Figure 1

Example of an InAs/InAsSb superlattice structure. Transmission electron microscope images.

 

Due to their properties and internal structure, T2SL are theoretically capable of showing properties better than those of MCT and can efficiently replace the mentioned material on the market. Such possibility does not seem to be remote in time because today VIGO creates repetitively simple photoconductive devices made of superlattice with a cut-off wavelength of 11- 12 µm with parameters comparable to or even better than those of MCT. It is worth mentioning that superlattices are a demanding material from the point of view of deposition technology, and their parameters, i.e. SRH (Shockley-Read-Hall) generation or short mean diffusion length still differ from the values achieved for MCT.

Nevertheless, the parameters achieved by the InAs/InAsSb superlattices are considerably better than those measured for the InAs/GaSb superlattices at HOT conditions, which was experimentally confirmed by VIGO. Constantly improved technology will enable further improvement of the mentioned parameters, and the next steps taken will result in a development of long-wavelength photodiodes and monolithical multi-cell devices.

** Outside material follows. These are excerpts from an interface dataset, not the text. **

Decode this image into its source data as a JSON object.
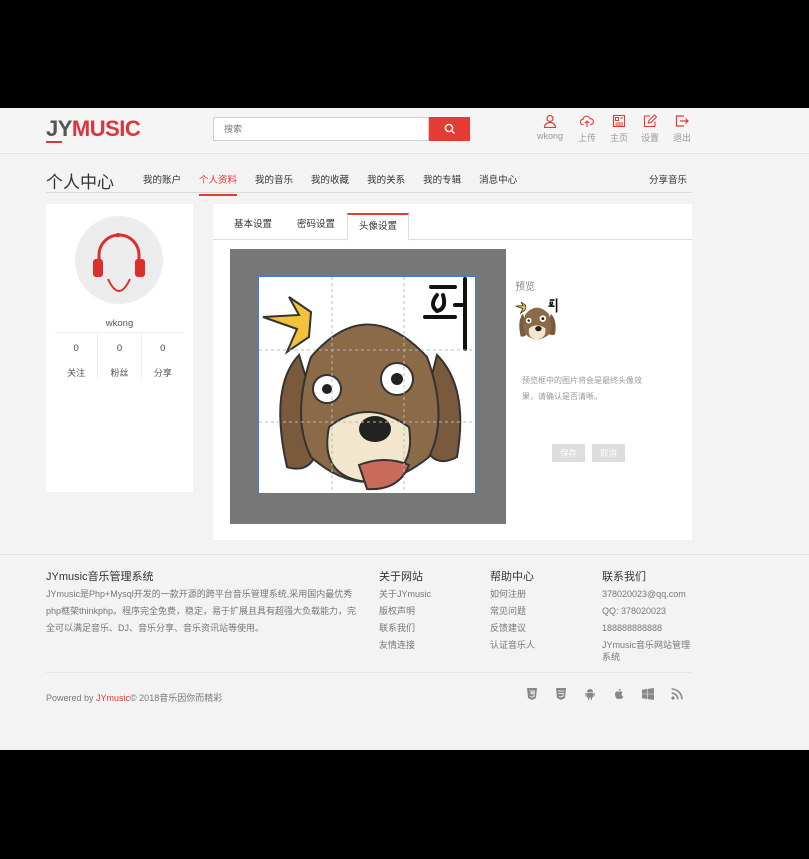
{
  "header": {
    "logo_j": "JY",
    "logo_m": "MUSIC",
    "search_placeholder": "搜索",
    "nav": [
      {
        "label": "wkong",
        "icon": "user-icon"
      },
      {
        "label": "上传",
        "icon": "upload-icon"
      },
      {
        "label": "主页",
        "icon": "home-icon"
      },
      {
        "label": "设置",
        "icon": "edit-icon"
      },
      {
        "label": "退出",
        "icon": "logout-icon"
      }
    ]
  },
  "subnav": {
    "title": "个人中心",
    "items": [
      "我的账户",
      "个人资料",
      "我的音乐",
      "我的收藏",
      "我的关系",
      "我的专辑",
      "消息中心"
    ],
    "active_index": 1,
    "share": "分享音乐"
  },
  "profile": {
    "username": "wkong",
    "stats": [
      {
        "value": "0",
        "label": "关注"
      },
      {
        "value": "0",
        "label": "粉丝"
      },
      {
        "value": "0",
        "label": "分享"
      }
    ]
  },
  "panel": {
    "tabs": [
      "基本设置",
      "密码设置",
      "头像设置"
    ],
    "active_tab": 2,
    "preview_label": "预览",
    "preview_tip": "预览框中的图片将会是最终头像效果，请确认是否清晰。",
    "save_label": "保存",
    "cancel_label": "取消"
  },
  "footer": {
    "about_title": "JYmusic音乐管理系统",
    "about_text": "JYmusic是Php+Mysql开发的一款开源的跨平台音乐管理系统,采用国内最优秀php框架thinkphp。程序完全免费，稳定，易于扩展且具有超强大负载能力，完全可以满足音乐、DJ、音乐分享、音乐资讯站等使用。",
    "site_title": "关于网站",
    "site_links": [
      "关于JYmusic",
      "版权声明",
      "联系我们",
      "友情连接"
    ],
    "help_title": "帮助中心",
    "help_links": [
      "如何注册",
      "常见问题",
      "反馈建议",
      "认证音乐人"
    ],
    "contact_title": "联系我们",
    "contact_lines": [
      "378020023@qq.com",
      "QQ: 378020023",
      "188888888888",
      "JYmusic音乐网站管理系统"
    ],
    "copyright_prefix": "Powered by ",
    "copyright_brand": "JYmusic",
    "copyright_suffix": "© 2018音乐因你而精彩",
    "icons": [
      "html5-icon",
      "css3-icon",
      "android-icon",
      "apple-icon",
      "windows-icon",
      "rss-icon"
    ]
  },
  "colors": {
    "accent": "#e23c33",
    "background": "#f3f3f3"
  }
}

Development of the superlattice detectors manufacturing technology is related to the implementation of a research project – TECHMATSTRATEG, the product of which is to be LWIR detectors with a superlattice active area. In the first stage, simple photoconductor devices were developed. Exemplary spectral characteristics compared to MCT has been shown in Figure 2a and detectivity at 210 K of immersed photoconductor on Figure 2b. In the next development stage, heterostructure photodiodes with a more complex architecture will be manufactured, optimized for HOT conditions and LWIR detection.

Figure 2

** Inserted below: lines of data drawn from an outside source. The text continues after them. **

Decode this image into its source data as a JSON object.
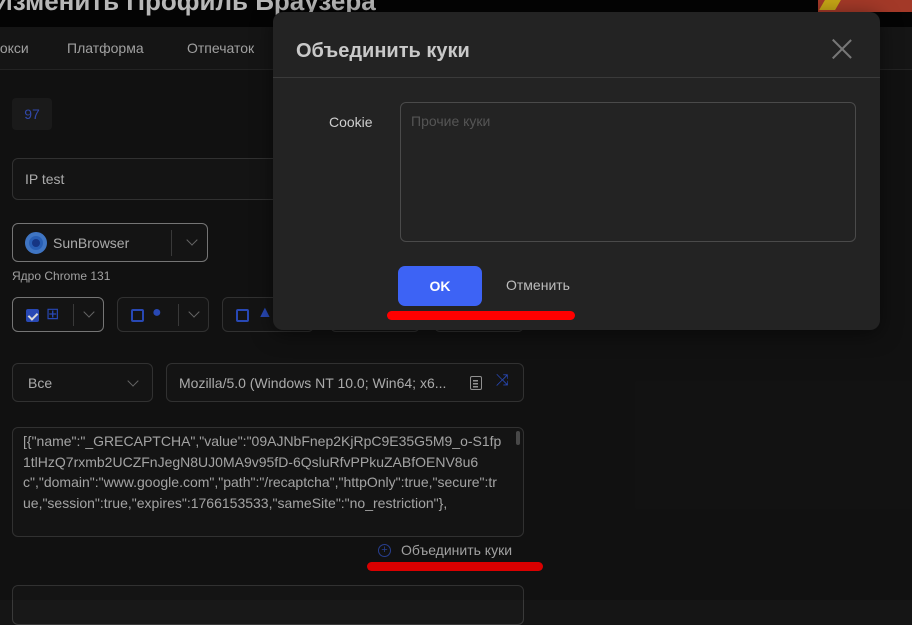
{
  "header": {
    "title": "Изменить Профиль Браузера"
  },
  "tabs": [
    "Прокси",
    "Платформа",
    "Отпечаток"
  ],
  "form": {
    "id_badge": "97",
    "name_value": "IP test",
    "browser": "SunBrowser",
    "kernel": "Ядро Chrome 131",
    "os_options": [
      {
        "name": "windows",
        "checked": true
      },
      {
        "name": "macos",
        "checked": false
      },
      {
        "name": "linux",
        "checked": false
      }
    ],
    "ua_filter": "Все",
    "user_agent": "Mozilla/5.0 (Windows NT 10.0; Win64; x6...",
    "cookies": "[{\"name\":\"_GRECAPTCHA\",\"value\":\"09AJNbFnep2KjRpC9E35G5M9_o-S1fp1tlHzQ7rxmb2UCZFnJegN8UJ0MA9v95fD-6QsluRfvPPkuZABfOENV8u6c\",\"domain\":\"www.google.com\",\"path\":\"/recaptcha\",\"httpOnly\":true,\"secure\":true,\"session\":true,\"expires\":1766153533,\"sameSite\":\"no_restriction\"},",
    "merge_cookies_link": "Объединить куки"
  },
  "modal": {
    "title": "Объединить куки",
    "cookie_label": "Cookie",
    "cookie_placeholder": "Прочие куки",
    "ok_label": "OK",
    "cancel_label": "Отменить"
  },
  "colors": {
    "accent": "#3d63f5",
    "annotation": "#ff0000"
  }
}
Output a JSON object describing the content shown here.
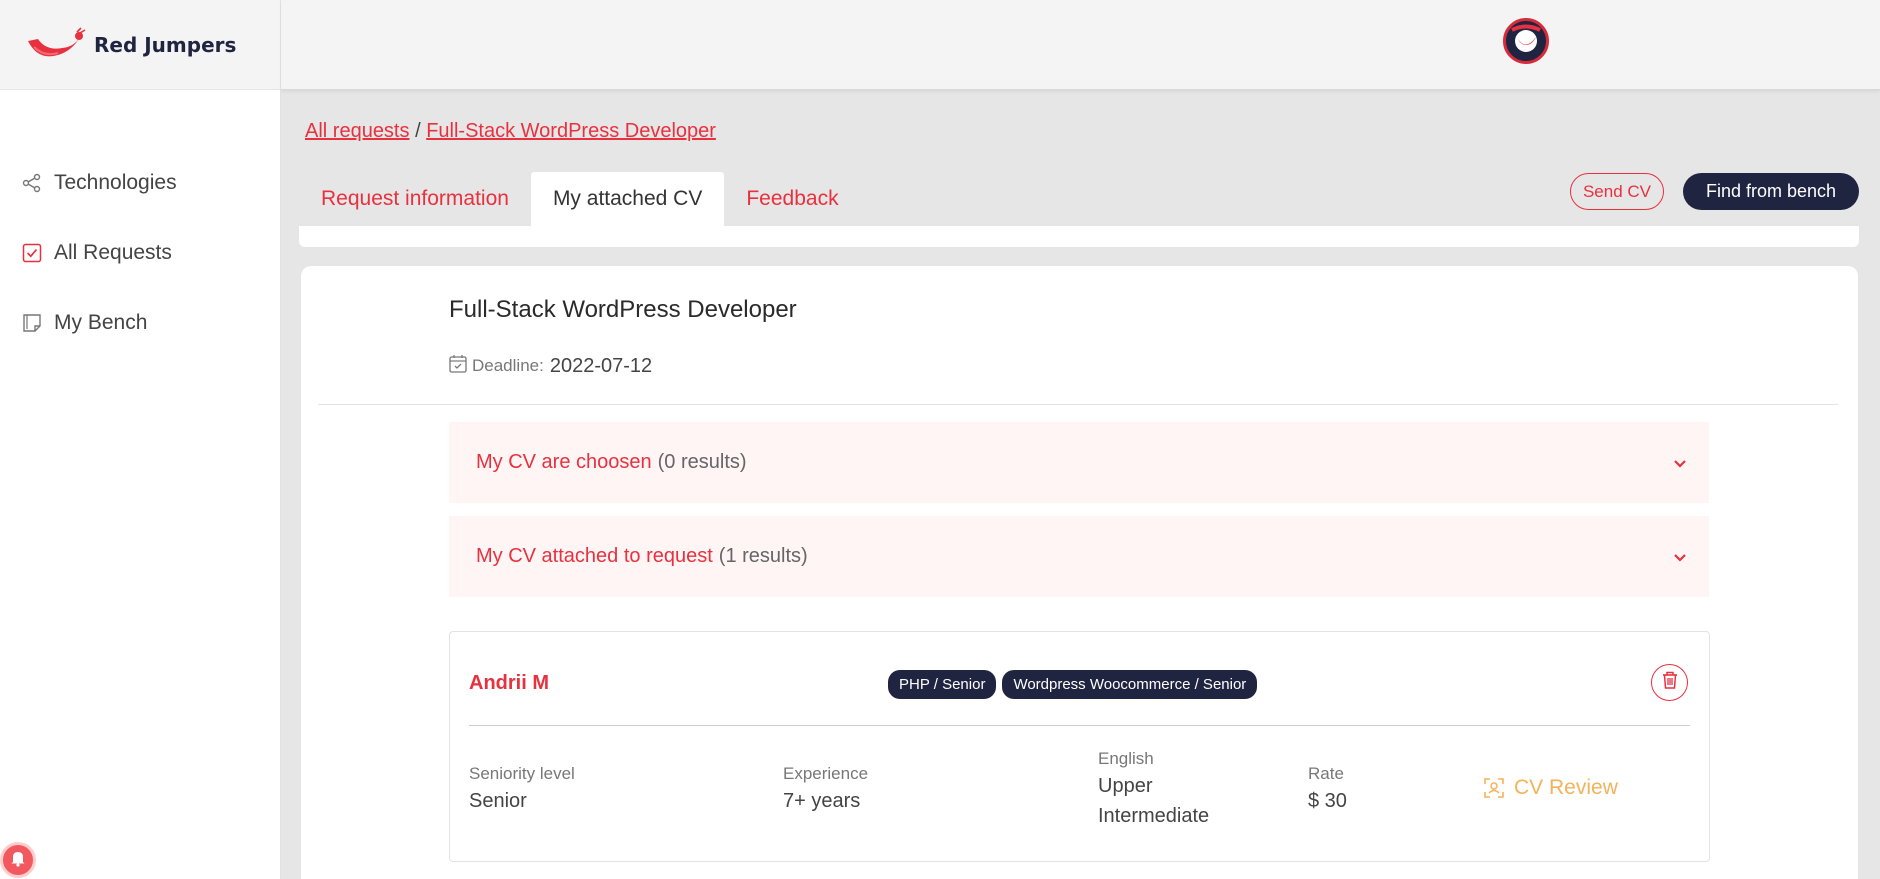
{
  "brand": {
    "name": "Red Jumpers",
    "accent": "#e8313f",
    "navy": "#1f2440",
    "review_color": "#f4b25b"
  },
  "sidebar": {
    "items": [
      {
        "label": "Technologies",
        "icon": "share-icon"
      },
      {
        "label": "All Requests",
        "icon": "checkbox-icon"
      },
      {
        "label": "My Bench",
        "icon": "note-icon"
      }
    ]
  },
  "breadcrumb": {
    "root": "All requests",
    "separator": "/",
    "current": "Full-Stack WordPress Developer"
  },
  "tabs": [
    {
      "label": "Request information",
      "active": false
    },
    {
      "label": "My attached CV",
      "active": true
    },
    {
      "label": "Feedback",
      "active": false
    }
  ],
  "actions": {
    "send_cv": "Send CV",
    "find_bench": "Find from bench"
  },
  "request": {
    "title": "Full-Stack WordPress Developer",
    "deadline_label": "Deadline:",
    "deadline": "2022-07-12"
  },
  "accordions": [
    {
      "title": "My CV are choosen",
      "count": "(0 results)"
    },
    {
      "title": "My CV attached to request",
      "count": "(1 results)"
    }
  ],
  "cv": {
    "name": "Andrii M",
    "tags": [
      "PHP / Senior",
      "Wordpress Woocommerce / Senior"
    ],
    "seniority_label": "Seniority level",
    "seniority": "Senior",
    "experience_label": "Experience",
    "experience": "7+ years",
    "english_label": "English",
    "english_line1": "Upper",
    "english_line2": "Intermediate",
    "rate_label": "Rate",
    "rate": "$ 30",
    "review_label": "CV Review"
  }
}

Comparison of normalized spectral current responsivities of photoconductors made of MCT and
of InAs/InAsSb superlattices (a) and detectivity of immersed SL InAs/InAsSb photoconductor (b).

 

They are inspired by the company’s previous experience from work on similar structures made of MCT. In order to improve the signal-to-noise ratio, the absorber is situated between unipolar barriers layers enabling the flow of carriers generated only by the absorbed radiation. Thanks to the correct architecture of the barriers and the entire heterostructure, as well as a developed technology of material processing, one can obtain a fast device, operating without a bias. Basic results presented for the photoconductors and the time in which they have been achieved instill optimism for the near future. Of course, looking at the path that MCT has gone through to reach the current level of technology and referring to the level of superlattices development, we have to assume that the further development of this material still requires an enormous amount of work. This also means that better and better parameters will be achieved with this material, which will surpass over time the MCT parameters for the LWIR range. VIGO currently has the necessary equipment and staff ready to follow the path of superlattice technology development and its commercialization in the near future.